Liberals unveil motion to topple government
The Liberals have tabled a confidence motion to trigger an election, with a vote likely set for Thursday, but NDP Leader Jack Layton says his party will continue to support the Conservative government.
That means there is little chance the government will fall; the Liberals need the support of both the NDP and Bloc Quebecois to bring down the Tories.
The confidence motion came hours after after Prime Minister Stephen Harper touted his government's record on the economy in Saint John, N.B.
Harper said Ottawa had already committed 90 per cent of the stimulus funding for this fiscal year, giving the green light to some 7,500 infrastructure and housing projects. More than 4,000 of these projects have started during the first six months of the two-year plan.
"Our efforts are starting to bear fruit. We see stabilization and the early beginning of a recovery," Harper said.
But during Question Period in the House of Commons, Liberal Leader Michael Ignatieff disputed Harper's claims about how much stimulus money has been doled out.
"If you ask all the premiers and mayors around the country they will answer that this is not the case. It is false," Ignatieff said in French. "We know now that only 12 per cent of the projects are now underway. Why is this information being given then? How can Canadians believe this report that came out today?"
Ignatieff also criticized the government for a January promise to create 190,000 jobs, when 450,000 jobs have been lost.
"Mr. Speaker this dog won't hunt," Ignatieff said. "When will Canadians be able to trust a government that doesn't tell the truth?"
Transportation Minister John Baird disputed Ignatieff's claims.
"Infrastructure projects are being tendered, contracts are being issued, shovels are in the ground, engineers, architects are at work," Baird said. "We're working hard with the provinces, with the territories, and with the municipalities in every corner of this country to get the job done."
Meanwhile, Layton continued his calls for employment insurance reform, saying the economic downturn continues to impact thousands of Canadian families.
"We're pleased that the government has finally brought forward $1 billion of extra help for the unemployed, but we have to look for the next step here," Layton said. "We still have 800,000 people out of work who can't get help from the EI system. What is the government proposing to do about that, the real economic crisis?"
Baird responded by saying the Conservatives will continue to work on EI reform if the opposition parties continue to support the government.
'Not out of the woods'

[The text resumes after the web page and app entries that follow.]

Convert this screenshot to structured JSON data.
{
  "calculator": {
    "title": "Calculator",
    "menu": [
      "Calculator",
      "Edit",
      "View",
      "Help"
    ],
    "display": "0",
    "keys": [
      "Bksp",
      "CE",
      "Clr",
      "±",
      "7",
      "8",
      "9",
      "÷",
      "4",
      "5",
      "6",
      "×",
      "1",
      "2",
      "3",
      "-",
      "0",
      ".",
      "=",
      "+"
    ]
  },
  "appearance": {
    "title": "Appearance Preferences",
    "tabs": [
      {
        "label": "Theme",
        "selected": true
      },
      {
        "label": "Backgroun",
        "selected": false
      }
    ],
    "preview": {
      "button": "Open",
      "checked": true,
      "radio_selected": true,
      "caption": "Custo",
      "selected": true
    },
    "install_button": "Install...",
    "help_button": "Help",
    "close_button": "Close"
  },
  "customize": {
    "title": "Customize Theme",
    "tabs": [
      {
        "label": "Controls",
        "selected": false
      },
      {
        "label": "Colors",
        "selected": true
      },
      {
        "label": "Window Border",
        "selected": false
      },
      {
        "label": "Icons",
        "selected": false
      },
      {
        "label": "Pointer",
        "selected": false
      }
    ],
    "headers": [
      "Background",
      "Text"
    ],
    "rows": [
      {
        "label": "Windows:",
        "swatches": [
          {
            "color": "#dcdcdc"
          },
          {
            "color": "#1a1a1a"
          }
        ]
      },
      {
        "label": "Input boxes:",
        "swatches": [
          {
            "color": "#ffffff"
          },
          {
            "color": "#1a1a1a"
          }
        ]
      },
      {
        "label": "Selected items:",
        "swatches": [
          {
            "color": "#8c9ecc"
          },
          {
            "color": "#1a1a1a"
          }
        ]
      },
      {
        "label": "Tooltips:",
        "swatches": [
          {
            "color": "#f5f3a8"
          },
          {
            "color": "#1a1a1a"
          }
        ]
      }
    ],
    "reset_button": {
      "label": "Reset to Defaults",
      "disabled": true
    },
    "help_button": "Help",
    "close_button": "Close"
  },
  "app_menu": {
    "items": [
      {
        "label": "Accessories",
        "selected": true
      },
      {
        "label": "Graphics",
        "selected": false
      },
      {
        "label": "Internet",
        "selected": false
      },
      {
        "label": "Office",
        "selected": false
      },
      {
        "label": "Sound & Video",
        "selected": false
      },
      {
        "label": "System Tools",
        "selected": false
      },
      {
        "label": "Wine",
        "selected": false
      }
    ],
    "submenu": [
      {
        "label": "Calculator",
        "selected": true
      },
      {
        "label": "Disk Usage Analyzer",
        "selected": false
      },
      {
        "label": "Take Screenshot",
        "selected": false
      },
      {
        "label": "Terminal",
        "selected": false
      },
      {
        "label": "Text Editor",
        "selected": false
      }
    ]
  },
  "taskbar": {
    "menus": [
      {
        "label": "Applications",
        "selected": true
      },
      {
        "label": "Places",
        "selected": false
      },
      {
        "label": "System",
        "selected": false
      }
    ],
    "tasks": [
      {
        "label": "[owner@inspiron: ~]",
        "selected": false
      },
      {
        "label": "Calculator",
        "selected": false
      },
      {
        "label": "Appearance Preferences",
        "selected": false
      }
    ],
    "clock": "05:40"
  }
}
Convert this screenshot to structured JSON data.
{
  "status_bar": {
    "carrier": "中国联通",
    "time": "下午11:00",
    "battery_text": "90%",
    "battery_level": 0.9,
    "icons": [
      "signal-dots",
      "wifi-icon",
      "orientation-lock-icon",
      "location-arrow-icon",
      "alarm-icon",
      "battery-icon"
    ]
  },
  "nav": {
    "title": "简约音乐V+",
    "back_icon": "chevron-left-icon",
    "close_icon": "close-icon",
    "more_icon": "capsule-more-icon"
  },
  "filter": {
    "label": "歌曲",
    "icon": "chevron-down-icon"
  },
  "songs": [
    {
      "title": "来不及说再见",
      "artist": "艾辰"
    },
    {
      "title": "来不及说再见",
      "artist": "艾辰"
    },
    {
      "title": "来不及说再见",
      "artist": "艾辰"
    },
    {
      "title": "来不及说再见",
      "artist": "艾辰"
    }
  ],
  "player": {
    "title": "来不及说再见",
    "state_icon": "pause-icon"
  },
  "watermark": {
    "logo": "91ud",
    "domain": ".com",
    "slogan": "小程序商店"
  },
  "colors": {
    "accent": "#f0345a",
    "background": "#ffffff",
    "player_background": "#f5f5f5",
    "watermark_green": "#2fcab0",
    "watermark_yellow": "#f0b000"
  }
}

Harper warned against an election, saying Canada needed stability as it emerged from a worldwide recession.
He said Canada has a solid, long-term fiscal position, which allowed the government to bring in "one of the largest stimulus packages in the G7 and to do so while retaining the lowest debt and deficit levels."
But he stressed that Canada "was not out of the woods yet."
"Far too many Canadians are still out of work, too many families are suffering hardship, and just as Canada was dragged into the global recession through no fault of our own, our recovery could be derailed by events beyond our borders," Harper said.
The prime minister said Canada must stay the course with the government's Economic Action Plan to ensure recovery. And Harper suggested that an "unnecessary and wasteful election" could derail plans for recovery.
"That is why it is crucial that we continue to implement our action plan, that we continue to stay the course," he said.
The government agreed to provide frequent updates on the economy when it cut a deal with the Liberals to avoid an election last January.
With files from The Canadian Press